The Blind African Slave
Memoirs of Boyrereau Brinch, Nicknamed Jeffrey Brace
Publication Year: 2004
Published by: University of Wisconsin Press
When I first read a fragile copy of The Blind African Slave in the Special Collections of the Bailey-Howe Library at the University of Vermont, I was persuaded and moved by the narrator’s voice and the stories he told about his capture, the perfidy of English slave traders, the horror of the Middle Passage, the brutality of slavery in New England, and the...
In 1810 in St. Albans, Vermont, a small town near the Canadian border, an anomalous narrative of slavery was published by an obscure printer. Entitled The Blind African Slave; Or, Memoirs of Boyrereau Brinch, Nicknamed Jeffrey Brace, it was greeted with no fanfare, and it has remained for nearly two hundred years a faint specter in our cultural...
A Note on the Text
This edition follows the original 1810 edition. For the ease of the reader, I have silently corrected some of the obvious printing, punctuation, subject- verb agreement and spelling errors that appear to me to have no meaning or relation to either the conscious authorial intentions or the unconscious attitudes of Prentiss or Brace. For example, “accordding” is...
The Blind African Slave; Or, Memoirs of Boyrereau Brinch, Nicknamed Jeffrey Brace
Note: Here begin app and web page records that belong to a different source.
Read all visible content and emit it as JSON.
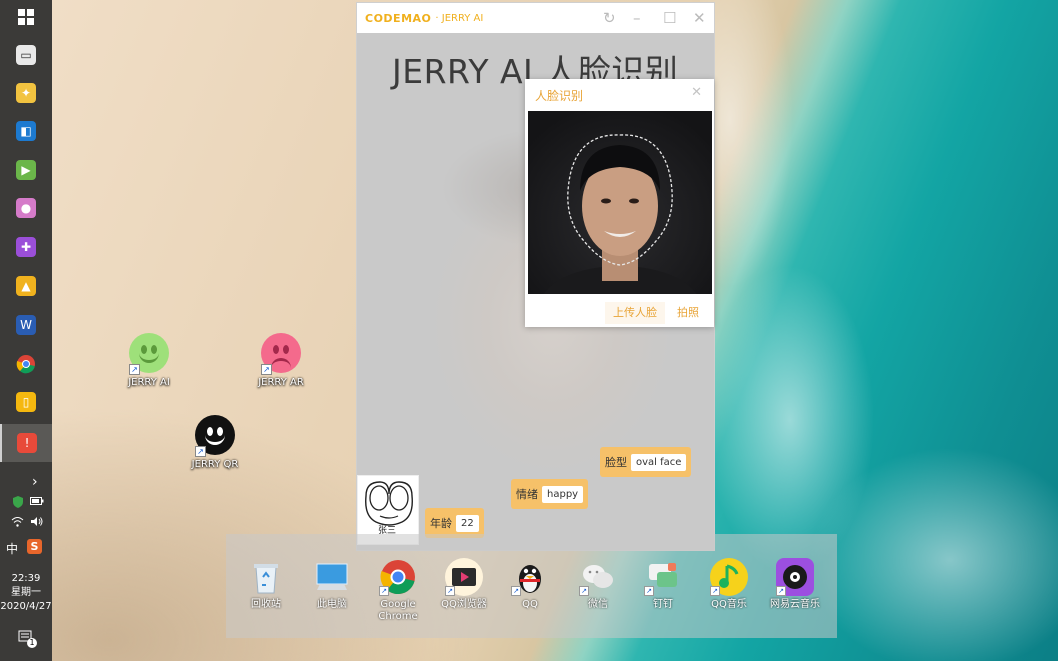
{
  "desktop": {
    "icons": [
      {
        "label": "JERRY AI",
        "color": "#9ee07a"
      },
      {
        "label": "JERRY AR",
        "color": "#f46a8c"
      },
      {
        "label": "JERRY QR",
        "color": "#111111"
      }
    ]
  },
  "taskbar": {
    "time": "22:39",
    "weekday": "星期一",
    "date": "2020/4/27",
    "ime": "中",
    "notification_count": "1",
    "expand_glyph": "›"
  },
  "app": {
    "logo": "CODEMAO",
    "subtitle": "· JERRY AI",
    "heading": "JERRY AI 人脸识别",
    "accent_color": "#f0b01e"
  },
  "tags": {
    "face_shape": {
      "label": "脸型",
      "value": "oval face"
    },
    "emotion": {
      "label": "情绪",
      "value": "happy"
    },
    "age": {
      "label": "年龄",
      "value": "22"
    }
  },
  "sketch": {
    "caption": "张三"
  },
  "dialog": {
    "title": "人脸识别",
    "close": "✕",
    "upload_button": "上传人脸",
    "capture_button": "拍照"
  },
  "dock": {
    "items": [
      {
        "label": "回收站",
        "icon": "recycle-bin-icon"
      },
      {
        "label": "此电脑",
        "icon": "computer-icon"
      },
      {
        "label": "Google Chrome",
        "icon": "chrome-icon"
      },
      {
        "label": "QQ浏览器",
        "icon": "qq-browser-icon"
      },
      {
        "label": "QQ",
        "icon": "qq-penguin-icon"
      },
      {
        "label": "微信",
        "icon": "wechat-icon"
      },
      {
        "label": "钉钉",
        "icon": "dingtalk-icon"
      },
      {
        "label": "QQ音乐",
        "icon": "qq-music-icon"
      },
      {
        "label": "网易云音乐",
        "icon": "netease-music-icon"
      }
    ]
  }
}
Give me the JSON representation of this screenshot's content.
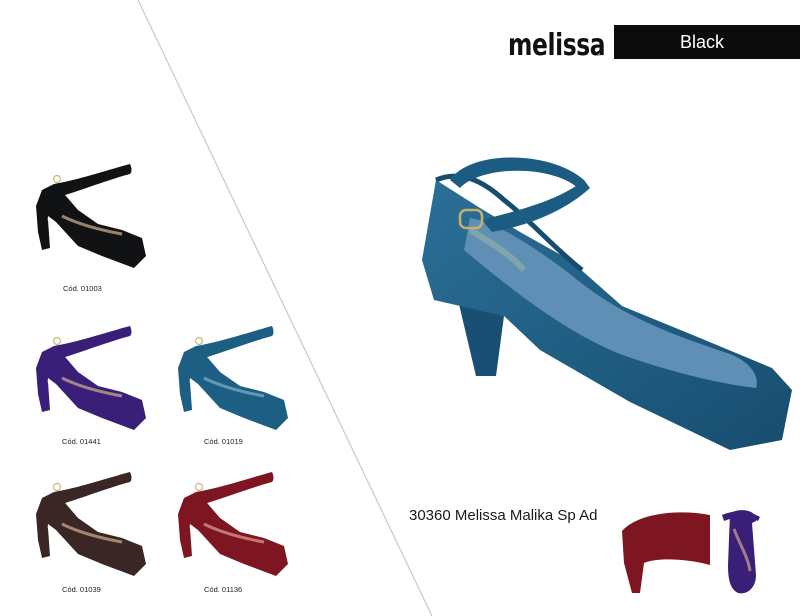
{
  "brand": {
    "logo_text": "melissa",
    "registered": "®",
    "line_label": "Black"
  },
  "colors": {
    "black": "#111214",
    "purple": "#3a1f78",
    "teal_blue": "#1d5f82",
    "brown": "#3a2624",
    "red": "#7e1622",
    "hero_blue": "#1f5f86"
  },
  "variants": [
    {
      "code": "Cód. 01003",
      "color_name": "black"
    },
    {
      "code": "Cód. 01441",
      "color_name": "purple"
    },
    {
      "code": "Cód. 01019",
      "color_name": "teal_blue"
    },
    {
      "code": "Cód. 01039",
      "color_name": "brown"
    },
    {
      "code": "Cód. 01136",
      "color_name": "red"
    }
  ],
  "product": {
    "name": "30360 Melissa Malika Sp Ad"
  }
}
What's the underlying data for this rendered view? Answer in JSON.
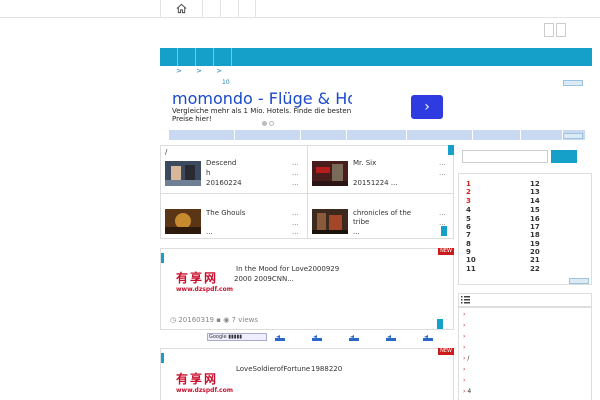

The following sheets contain a general narrative of an African slave; some account of his ancestors, the kingdom of Bow-woo situated on the river Neboah or Niger in the interior of Africa; a description of the soil, climate, vegetables, animals, fowls, fishes, inhabitants, population, government, religion, manners, customs, & c. With a detail of the manner in which he...